Task statement: Every line of the data below must be given again exactly.

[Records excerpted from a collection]
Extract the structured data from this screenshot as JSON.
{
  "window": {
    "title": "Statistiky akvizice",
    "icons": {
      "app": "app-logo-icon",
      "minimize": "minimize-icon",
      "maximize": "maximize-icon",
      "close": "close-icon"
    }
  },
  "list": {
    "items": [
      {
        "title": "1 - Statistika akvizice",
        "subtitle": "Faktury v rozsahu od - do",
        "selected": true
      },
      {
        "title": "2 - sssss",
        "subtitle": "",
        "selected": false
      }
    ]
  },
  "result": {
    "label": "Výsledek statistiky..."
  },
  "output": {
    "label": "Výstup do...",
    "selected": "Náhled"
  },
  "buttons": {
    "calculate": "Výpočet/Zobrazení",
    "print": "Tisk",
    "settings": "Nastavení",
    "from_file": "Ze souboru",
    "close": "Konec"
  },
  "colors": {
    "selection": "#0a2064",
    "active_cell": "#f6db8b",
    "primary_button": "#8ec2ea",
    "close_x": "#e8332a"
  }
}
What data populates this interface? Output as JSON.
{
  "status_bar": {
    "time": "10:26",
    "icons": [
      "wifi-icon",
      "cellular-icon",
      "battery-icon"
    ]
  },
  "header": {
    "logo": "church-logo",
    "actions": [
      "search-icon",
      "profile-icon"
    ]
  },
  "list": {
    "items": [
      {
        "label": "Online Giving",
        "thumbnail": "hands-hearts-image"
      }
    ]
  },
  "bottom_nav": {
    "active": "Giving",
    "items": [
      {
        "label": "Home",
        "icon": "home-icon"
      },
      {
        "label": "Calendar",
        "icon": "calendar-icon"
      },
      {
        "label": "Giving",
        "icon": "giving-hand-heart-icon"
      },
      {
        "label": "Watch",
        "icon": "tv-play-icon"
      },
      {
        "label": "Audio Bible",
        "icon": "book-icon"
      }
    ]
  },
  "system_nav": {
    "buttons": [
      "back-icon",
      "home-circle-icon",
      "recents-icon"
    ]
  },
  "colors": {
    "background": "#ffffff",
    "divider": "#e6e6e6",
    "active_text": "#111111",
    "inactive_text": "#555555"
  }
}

Result of this exercise:
Extract the structured data from this screenshot as JSON.
{
  "window": {
    "title": "Statistiky akvizice",
    "icons": {
      "app": "app-logo-icon",
      "minimize": "minimize-icon",
      "maximize": "maximize-icon",
      "close": "close-icon"
    }
  },
  "list": {
    "items": [
      {
        "title": "1 - Statistika akvizice",
        "subtitle": "Faktury v rozsahu od - do",
        "selected": true
      },
      {
        "title": "2 - sssss",
        "subtitle": "",
        "selected": false
      }
    ]
  },
  "result": {
    "label": "Výsledek statistiky..."
  },
  "output": {
    "label": "Výstup do...",
    "selected": "Náhled"
  },
  "buttons": {
    "calculate": "Výpočet/Zobrazení",
    "print": "Tisk",
    "settings": "Nastavení",
    "from_file": "Ze souboru",
    "close": "Konec"
  },
  "colors": {
    "selection": "#0a2064",
    "active_cell": "#f6db8b",
    "primary_button": "#8ec2ea",
    "close_x": "#e8332a"
  }
}
What data populates this interface? Output as JSON.
{
  "status_bar": {
    "time": "10:26",
    "icons": [
      "wifi-icon",
      "cellular-icon",
      "battery-icon"
    ]
  },
  "header": {
    "logo": "church-logo",
    "actions": [
      "search-icon",
      "profile-icon"
    ]
  },
  "list": {
    "items": [
      {
        "label": "Online Giving",
        "thumbnail": "hands-hearts-image"
      }
    ]
  },
  "bottom_nav": {
    "active": "Giving",
    "items": [
      {
        "label": "Home",
        "icon": "home-icon"
      },
      {
        "label": "Calendar",
        "icon": "calendar-icon"
      },
      {
        "label": "Giving",
        "icon": "giving-hand-heart-icon"
      },
      {
        "label": "Watch",
        "icon": "tv-play-icon"
      },
      {
        "label": "Audio Bible",
        "icon": "book-icon"
      }
    ]
  },
  "system_nav": {
    "buttons": [
      "back-icon",
      "home-circle-icon",
      "recents-icon"
    ]
  },
  "colors": {
    "background": "#ffffff",
    "divider": "#e6e6e6",
    "active_text": "#111111",
    "inactive_text": "#555555"
  }
}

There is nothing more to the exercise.